“If you didn’t do anything wrong, then you have nothing to fear.” Pfft. Yes, it starts with requests for the DNA of individual suspects, but it escalates to doing a database-wide search for DNA that matches. And by ‘matches’, we don’t mean, “is 100% guaranteed”, we mean, “eh, it’s pretty close”. A DNA “match” directed the police to someone they thought was a relative of a suspect, who was then brought in for questioning. So I guess as long as you’ve never done anything wrong, and aren’t related to anyone ever doing anything wrong, you’re fine. Right?
I feel so much better.
I had investors literally laugh at the idea that collecting this data introduced security concerns. They grew up at Google, so it’s not surprising they could not see centralization as a problem. Just like Equifax started out wanting to make it easier to get loans, and now they’ve got so much power you can’t get one without them.
There is a world of difference between giving someone your data, and allowing someone to include your data in a massive pile of it. Any discussion of the risks of data needs to acknowledge that.
Now we see our discussions of owning your own data don’t quite have it right. What we actually want is decentralization of data. We don’t want a single company to have access to this much information about huge groups of people.

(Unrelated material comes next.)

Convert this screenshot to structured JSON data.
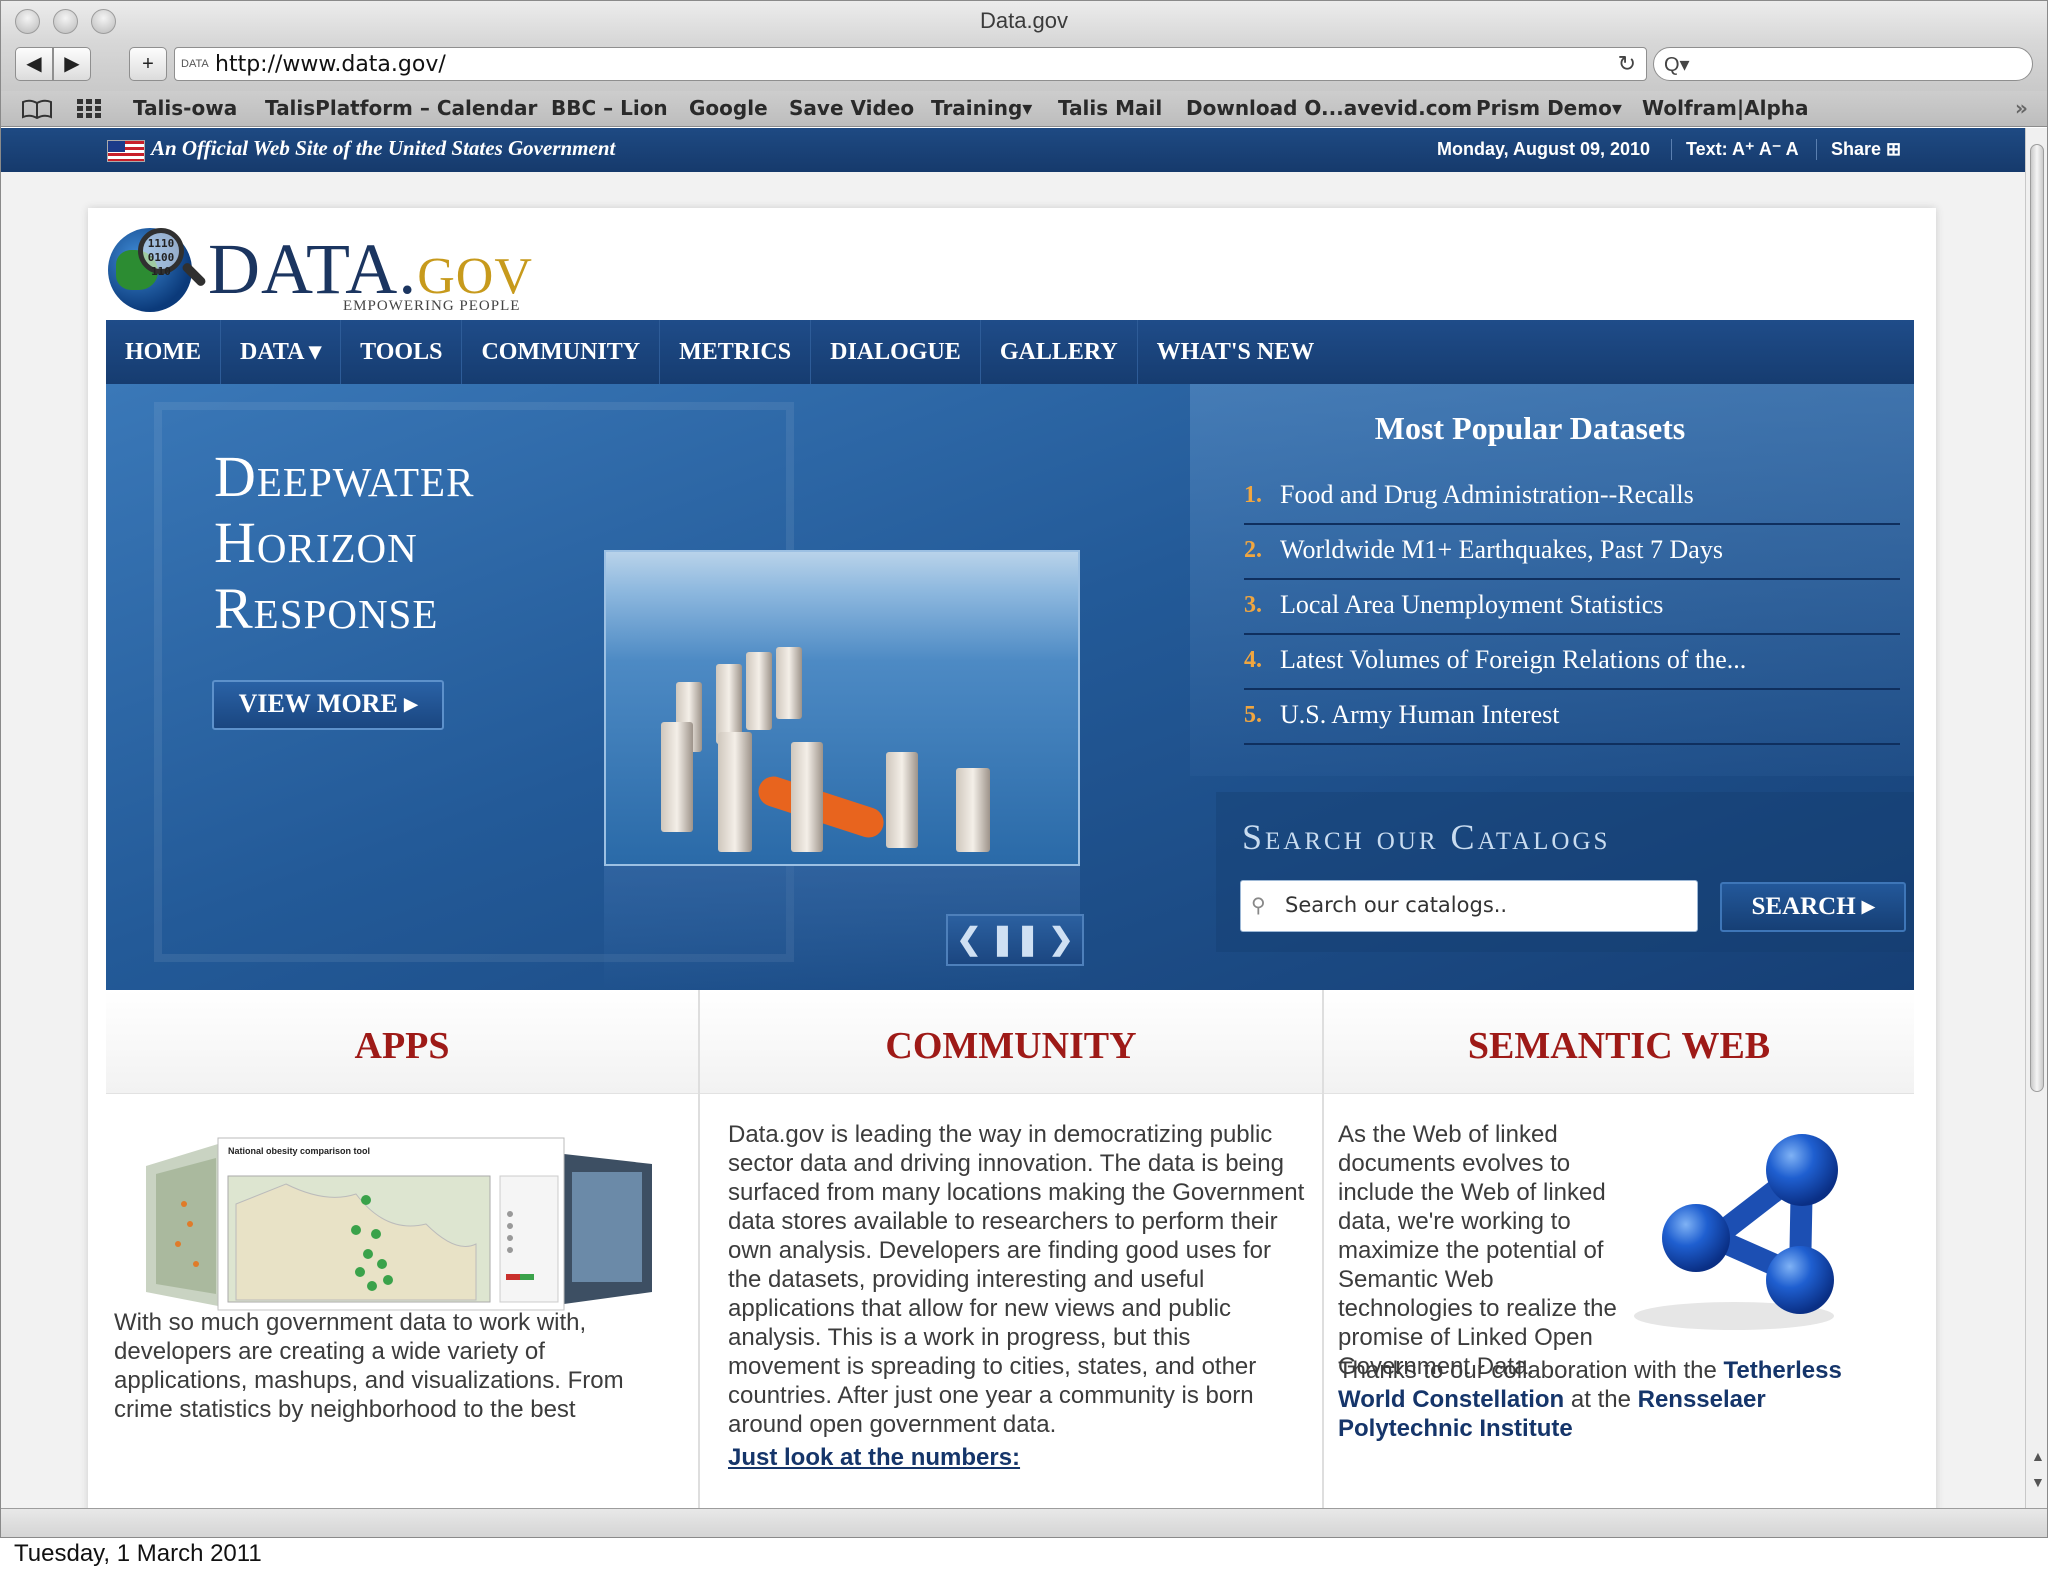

And now you see the problem.
New technology can’t break Facebook’s business model. It can’t prevent Google from scraping every web site on the internet and identifying you by connecting everything. Whether you give it to them or not, they’ll know what you look like, where you live, and who you hang out with.
Most importantly, it can’t prevent people from sharing all that data with these services. After all, they’re getting something valuable in return, like connecting with friends and family. Or figuring out their family tree.
The problem is not the centralization. It’s the effectiveness of a business model built on centralization.
So anyone who comes to you and says “The blockchain will allow you to own your own data!”, ask them in return, “How will you make it such a joy to use that Facebook will go bankrupt?” And please, record the conversation, because I want to see them stammer.
This is fundamentally a product and design problem, but the technofuturists are treating it like a technology problem. “Oh, if only those college students had access to better cryptographic tools they never would have shared that data with Facebook!” 🤯 No. People will stop using Facebook, and 23andMe, and Google, when there are better solutions. And unfortunately, they need to work ten times better, not just a little bit.
So talk to me about the blockchain. I really do want to hear how you’ll use it to help people own their own data, and remove the incentive to centralize all of this data.
But talk to me of products. Of user benefits. Of business models built around all of this.
Because people have to want what you’re selling, and the only way to get that is to build something they want to use. Only then will they be able to own their own data.